Although the records contain pictures, only their text should be set down, exactly as written.

Dataset rows describing interfaces
* * *

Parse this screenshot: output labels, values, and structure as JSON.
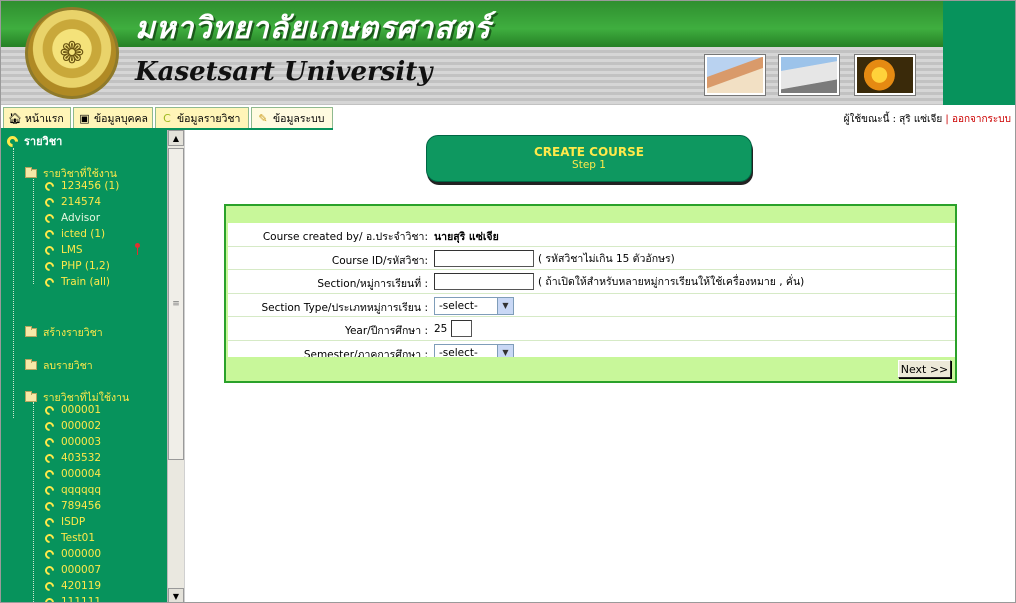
{
  "header": {
    "thai_title": "มหาวิทยาลัยเกษตรศาสตร์",
    "english_title": "Kasetsart University"
  },
  "tabs": [
    {
      "label": "หน้าแรก",
      "icon": "home-icon"
    },
    {
      "label": "ข้อมูลบุคคล",
      "icon": "person-icon"
    },
    {
      "label": "ข้อมูลรายวิชา",
      "icon": "course-icon"
    },
    {
      "label": "ข้อมูลระบบ",
      "icon": "wrench-icon"
    }
  ],
  "userbar": {
    "prefix": "ผู้ใช้ขณะนี้ : สุริ แซ่เจีย",
    "separator": "|",
    "logout": "ออกจากระบบ"
  },
  "sidebar": {
    "root": "รายวิชา",
    "active_folder": "รายวิชาที่ใช้งาน",
    "active_items": [
      "123456 (1)",
      "214574",
      "Advisor",
      "icted (1)",
      "LMS",
      "PHP (1,2)",
      "Train (all)"
    ],
    "create_folder": "สร้างรายวิชา",
    "delete_folder": "ลบรายวิชา",
    "inactive_folder": "รายวิชาที่ไม่ใช้งาน",
    "inactive_items": [
      "000001",
      "000002",
      "000003",
      "403532",
      "000004",
      "qqqqqq",
      "789456",
      "ISDP",
      "Test01",
      "000000",
      "000007",
      "420119",
      "111111"
    ]
  },
  "banner": {
    "title": "CREATE COURSE",
    "step": "Step 1"
  },
  "form": {
    "created_by_label": "Course created by/ อ.ประจำวิชา:",
    "created_by_value": "นายสุริ แซ่เจีย",
    "course_id_label": "Course ID/รหัสวิชา:",
    "course_id_value": "",
    "course_id_hint": "( รหัสวิชาไม่เกิน 15 ตัวอักษร)",
    "section_label": "Section/หมู่การเรียนที่ :",
    "section_value": "",
    "section_hint": "( ถ้าเปิดให้สำหรับหลายหมู่การเรียนให้ใช้เครื่องหมาย , คั่น)",
    "section_type_label": "Section Type/ประเภทหมู่การเรียน :",
    "section_type_value": "-select-",
    "year_label": "Year/ปีการศึกษา :",
    "year_prefix": "25",
    "year_value": "",
    "semester_label": "Semester/ภาคการศึกษา :",
    "semester_value": "-select-",
    "next_label": "Next >>"
  },
  "colors": {
    "sidebar_green": "#07935c",
    "folder_text": "#ffe94a",
    "form_border": "#2aa12a",
    "form_bg": "#c8f79a",
    "logout_red": "#cc0000"
  }
}
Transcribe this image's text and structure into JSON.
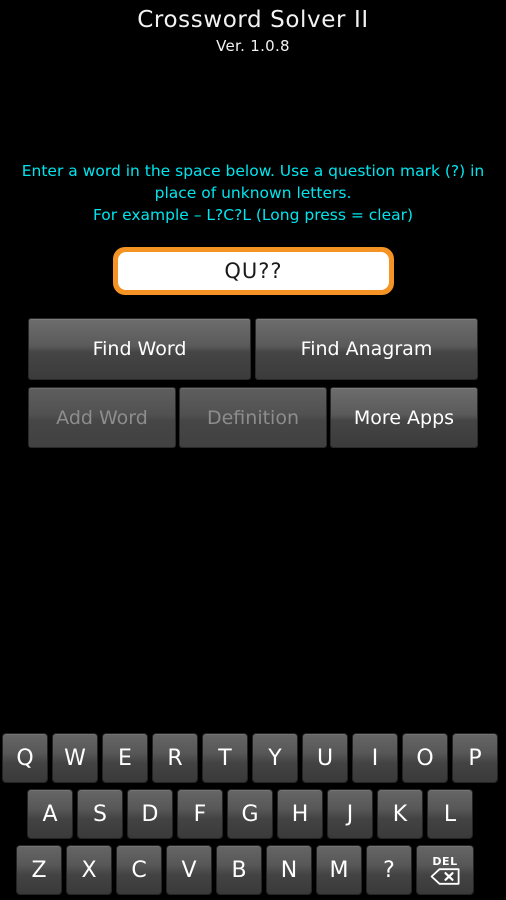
{
  "header": {
    "title": "Crossword Solver II",
    "version": "Ver. 1.0.8"
  },
  "instructions": {
    "line1": "Enter a word in the space below. Use a question mark (?) in",
    "line2": "place of unknown letters.",
    "line3": "For example – L?C?L (Long press = clear)"
  },
  "input": {
    "value": "QU??",
    "placeholder": ""
  },
  "buttons": {
    "find_word": {
      "label": "Find Word",
      "enabled": true
    },
    "find_anagram": {
      "label": "Find Anagram",
      "enabled": true
    },
    "add_word": {
      "label": "Add Word",
      "enabled": false
    },
    "definition": {
      "label": "Definition",
      "enabled": false
    },
    "more_apps": {
      "label": "More Apps",
      "enabled": true
    }
  },
  "keyboard": {
    "row1": [
      "Q",
      "W",
      "E",
      "R",
      "T",
      "Y",
      "U",
      "I",
      "O",
      "P"
    ],
    "row2": [
      "A",
      "S",
      "D",
      "F",
      "G",
      "H",
      "J",
      "K",
      "L"
    ],
    "row3": [
      "Z",
      "X",
      "C",
      "V",
      "B",
      "N",
      "M",
      "?"
    ],
    "delete_key": {
      "label": "DEL",
      "icon": "backspace-icon"
    }
  },
  "colors": {
    "background": "#000000",
    "instruction_text": "#00e5ee",
    "input_border": "#f59324",
    "input_background": "#ffffff",
    "button_text": "#ffffff",
    "button_text_disabled": "#8d8d8d",
    "title_text": "#f2f2f2"
  }
}
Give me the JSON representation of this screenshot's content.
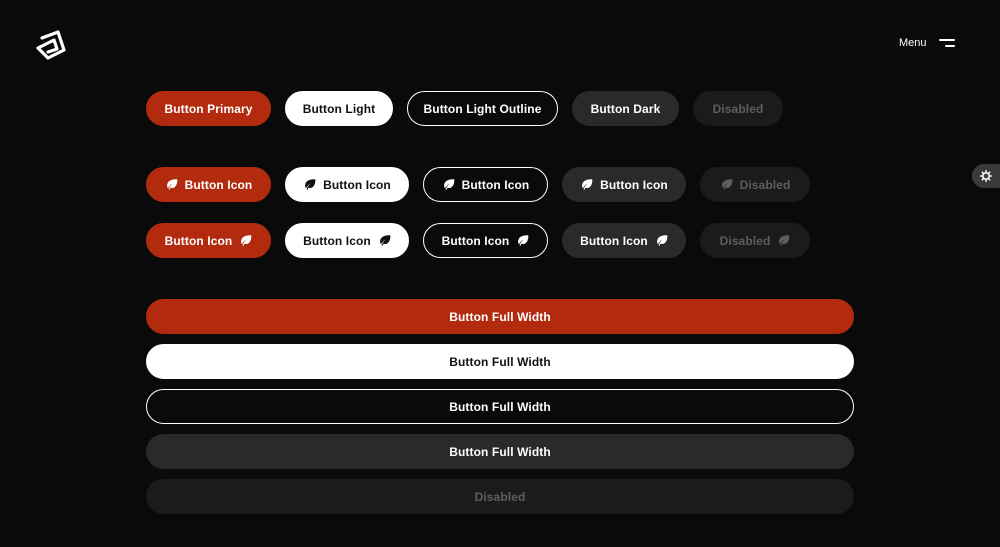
{
  "header": {
    "menu_label": "Menu"
  },
  "icons": {
    "logo": "logo-mark",
    "menu": "hamburger-icon",
    "settings": "gear-icon",
    "leaf": "leaf-icon"
  },
  "colors": {
    "background": "#0a0a0a",
    "primary": "#b32b0f",
    "light": "#ffffff",
    "dark": "#2a2a2a",
    "disabled_bg": "#1b1b1b",
    "disabled_text": "#5e5e5e"
  },
  "row1": {
    "primary": "Button Primary",
    "light": "Button Light",
    "outline": "Button Light Outline",
    "dark": "Button Dark",
    "disabled": "Disabled"
  },
  "row2": {
    "primary": "Button Icon",
    "light": "Button Icon",
    "outline": "Button Icon",
    "dark": "Button Icon",
    "disabled": "Disabled"
  },
  "row3": {
    "primary": "Button Icon",
    "light": "Button Icon",
    "outline": "Button Icon",
    "dark": "Button Icon",
    "disabled": "Disabled"
  },
  "full": {
    "primary": "Button Full Width",
    "light": "Button Full Width",
    "outline": "Button Full Width",
    "dark": "Button Full Width",
    "disabled": "Disabled"
  }
}
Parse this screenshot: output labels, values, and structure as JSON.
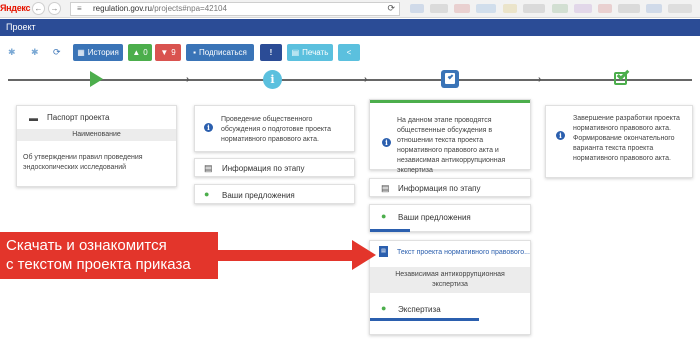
{
  "browser": {
    "brand": "Яндекс",
    "url_host": "regulation.gov.ru",
    "url_path": "/projects#npa=42104",
    "back_label": "←",
    "forward_label": "→",
    "reload_label": "⟳"
  },
  "header": {
    "title": "Проект"
  },
  "toolbar": {
    "history_label": "История",
    "likes_label": "0",
    "dislikes_label": "9",
    "subscribe_label": "Подписаться",
    "info_label": "!",
    "print_label": "Печать",
    "share_label": "<",
    "colors": {
      "history": "#3a74b7",
      "likes": "#4cae4c",
      "dislikes": "#d9534f",
      "subscribe": "#3a74b7",
      "info": "#2b4c96",
      "print": "#5bc0de",
      "share": "#5bc0de"
    }
  },
  "stages": [
    {
      "passport_label": "Паспорт проекта",
      "name_header": "Наименование",
      "name_value": "Об утверждении правил проведения эндоскопических исследований"
    },
    {
      "description": "Проведение общественного обсуждения о подготовке проекта нормативного правового акта.",
      "info_label": "Информация по этапу",
      "proposals_label": "Ваши предложения"
    },
    {
      "description": "На данном этапе проводятся общественные обсуждения в отношении текста проекта нормативного правового акта и независимая антикоррупционная экспертиза",
      "info_label": "Информация по этапу",
      "proposals_label": "Ваши предложения",
      "document_link": "Текст проекта нормативного правового...",
      "anticorruption_header": "Независимая антикоррупционная экспертиза",
      "expertise_label": "Экспертиза"
    },
    {
      "description": "Завершение разработки проекта нормативного правового акта. Формирование окончательного варианта текста проекта нормативного правового акта."
    }
  ],
  "annotation": {
    "line1": "Скачать и ознакомится",
    "line2": "с текстом проекта приказа"
  }
}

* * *

WRITTEN SOLUTION:
Parse this screenshot: output labels, values, and structure as JSON.
{
  "header": {
    "thai_title": "มหาวิทยาลัยเกษตรศาสตร์",
    "english_title": "Kasetsart University"
  },
  "tabs": [
    {
      "label": "หน้าแรก",
      "icon": "home-icon"
    },
    {
      "label": "ข้อมูลบุคคล",
      "icon": "person-icon"
    },
    {
      "label": "ข้อมูลรายวิชา",
      "icon": "course-icon"
    },
    {
      "label": "ข้อมูลระบบ",
      "icon": "wrench-icon"
    }
  ],
  "userbar": {
    "prefix": "ผู้ใช้ขณะนี้ : สุริ แซ่เจีย",
    "separator": "|",
    "logout": "ออกจากระบบ"
  },
  "sidebar": {
    "root": "รายวิชา",
    "active_folder": "รายวิชาที่ใช้งาน",
    "active_items": [
      "123456 (1)",
      "214574",
      "Advisor",
      "icted (1)",
      "LMS",
      "PHP (1,2)",
      "Train (all)"
    ],
    "create_folder": "สร้างรายวิชา",
    "delete_folder": "ลบรายวิชา",
    "inactive_folder": "รายวิชาที่ไม่ใช้งาน",
    "inactive_items": [
      "000001",
      "000002",
      "000003",
      "403532",
      "000004",
      "qqqqqq",
      "789456",
      "ISDP",
      "Test01",
      "000000",
      "000007",
      "420119",
      "111111"
    ]
  },
  "banner": {
    "title": "CREATE COURSE",
    "step": "Step 1"
  },
  "form": {
    "created_by_label": "Course created by/ อ.ประจำวิชา:",
    "created_by_value": "นายสุริ แซ่เจีย",
    "course_id_label": "Course ID/รหัสวิชา:",
    "course_id_value": "",
    "course_id_hint": "( รหัสวิชาไม่เกิน 15 ตัวอักษร)",
    "section_label": "Section/หมู่การเรียนที่ :",
    "section_value": "",
    "section_hint": "( ถ้าเปิดให้สำหรับหลายหมู่การเรียนให้ใช้เครื่องหมาย , คั่น)",
    "section_type_label": "Section Type/ประเภทหมู่การเรียน :",
    "section_type_value": "-select-",
    "year_label": "Year/ปีการศึกษา :",
    "year_prefix": "25",
    "year_value": "",
    "semester_label": "Semester/ภาคการศึกษา :",
    "semester_value": "-select-",
    "next_label": "Next >>"
  },
  "colors": {
    "sidebar_green": "#07935c",
    "folder_text": "#ffe94a",
    "form_border": "#2aa12a",
    "form_bg": "#c8f79a",
    "logout_red": "#cc0000"
  }
}
Transcribe this image's text and structure into JSON.
{
  "header": {
    "title": "Crossword Solver II",
    "version": "Ver. 1.0.8"
  },
  "instructions": {
    "line1": "Enter a word in the space below. Use a question mark (?) in",
    "line2": "place of unknown letters.",
    "line3": "For example – L?C?L (Long press = clear)"
  },
  "input": {
    "value": "QU??",
    "placeholder": ""
  },
  "buttons": {
    "find_word": {
      "label": "Find Word",
      "enabled": true
    },
    "find_anagram": {
      "label": "Find Anagram",
      "enabled": true
    },
    "add_word": {
      "label": "Add Word",
      "enabled": false
    },
    "definition": {
      "label": "Definition",
      "enabled": false
    },
    "more_apps": {
      "label": "More Apps",
      "enabled": true
    }
  },
  "keyboard": {
    "row1": [
      "Q",
      "W",
      "E",
      "R",
      "T",
      "Y",
      "U",
      "I",
      "O",
      "P"
    ],
    "row2": [
      "A",
      "S",
      "D",
      "F",
      "G",
      "H",
      "J",
      "K",
      "L"
    ],
    "row3": [
      "Z",
      "X",
      "C",
      "V",
      "B",
      "N",
      "M",
      "?"
    ],
    "delete_key": {
      "label": "DEL",
      "icon": "backspace-icon"
    }
  },
  "colors": {
    "background": "#000000",
    "instruction_text": "#00e5ee",
    "input_border": "#f59324",
    "input_background": "#ffffff",
    "button_text": "#ffffff",
    "button_text_disabled": "#8d8d8d",
    "title_text": "#f2f2f2"
  }
}
Give me the JSON representation of this screenshot's content.
{
  "header": {
    "menu_label": "Menu"
  },
  "icons": {
    "logo": "logo-mark",
    "menu": "hamburger-icon",
    "settings": "gear-icon",
    "leaf": "leaf-icon"
  },
  "colors": {
    "background": "#0a0a0a",
    "primary": "#b32b0f",
    "light": "#ffffff",
    "dark": "#2a2a2a",
    "disabled_bg": "#1b1b1b",
    "disabled_text": "#5e5e5e"
  },
  "row1": {
    "primary": "Button Primary",
    "light": "Button Light",
    "outline": "Button Light Outline",
    "dark": "Button Dark",
    "disabled": "Disabled"
  },
  "row2": {
    "primary": "Button Icon",
    "light": "Button Icon",
    "outline": "Button Icon",
    "dark": "Button Icon",
    "disabled": "Disabled"
  },
  "row3": {
    "primary": "Button Icon",
    "light": "Button Icon",
    "outline": "Button Icon",
    "dark": "Button Icon",
    "disabled": "Disabled"
  },
  "full": {
    "primary": "Button Full Width",
    "light": "Button Full Width",
    "outline": "Button Full Width",
    "dark": "Button Full Width",
    "disabled": "Disabled"
  }
}
Parse this screenshot: output labels, values, and structure as JSON.
{
  "browser": {
    "brand": "Яндекс",
    "url_host": "regulation.gov.ru",
    "url_path": "/projects#npa=42104",
    "back_label": "←",
    "forward_label": "→",
    "reload_label": "⟳"
  },
  "header": {
    "title": "Проект"
  },
  "toolbar": {
    "history_label": "История",
    "likes_label": "0",
    "dislikes_label": "9",
    "subscribe_label": "Подписаться",
    "info_label": "!",
    "print_label": "Печать",
    "share_label": "<",
    "colors": {
      "history": "#3a74b7",
      "likes": "#4cae4c",
      "dislikes": "#d9534f",
      "subscribe": "#3a74b7",
      "info": "#2b4c96",
      "print": "#5bc0de",
      "share": "#5bc0de"
    }
  },
  "stages": [
    {
      "passport_label": "Паспорт проекта",
      "name_header": "Наименование",
      "name_value": "Об утверждении правил проведения эндоскопических исследований"
    },
    {
      "description": "Проведение общественного обсуждения о подготовке проекта нормативного правового акта.",
      "info_label": "Информация по этапу",
      "proposals_label": "Ваши предложения"
    },
    {
      "description": "На данном этапе проводятся общественные обсуждения в отношении текста проекта нормативного правового акта и независимая антикоррупционная экспертиза",
      "info_label": "Информация по этапу",
      "proposals_label": "Ваши предложения",
      "document_link": "Текст проекта нормативного правового...",
      "anticorruption_header": "Независимая антикоррупционная экспертиза",
      "expertise_label": "Экспертиза"
    },
    {
      "description": "Завершение разработки проекта нормативного правового акта. Формирование окончательного варианта текста проекта нормативного правового акта."
    }
  ],
  "annotation": {
    "line1": "Скачать и ознакомится",
    "line2": "с текстом проекта приказа"
  }
}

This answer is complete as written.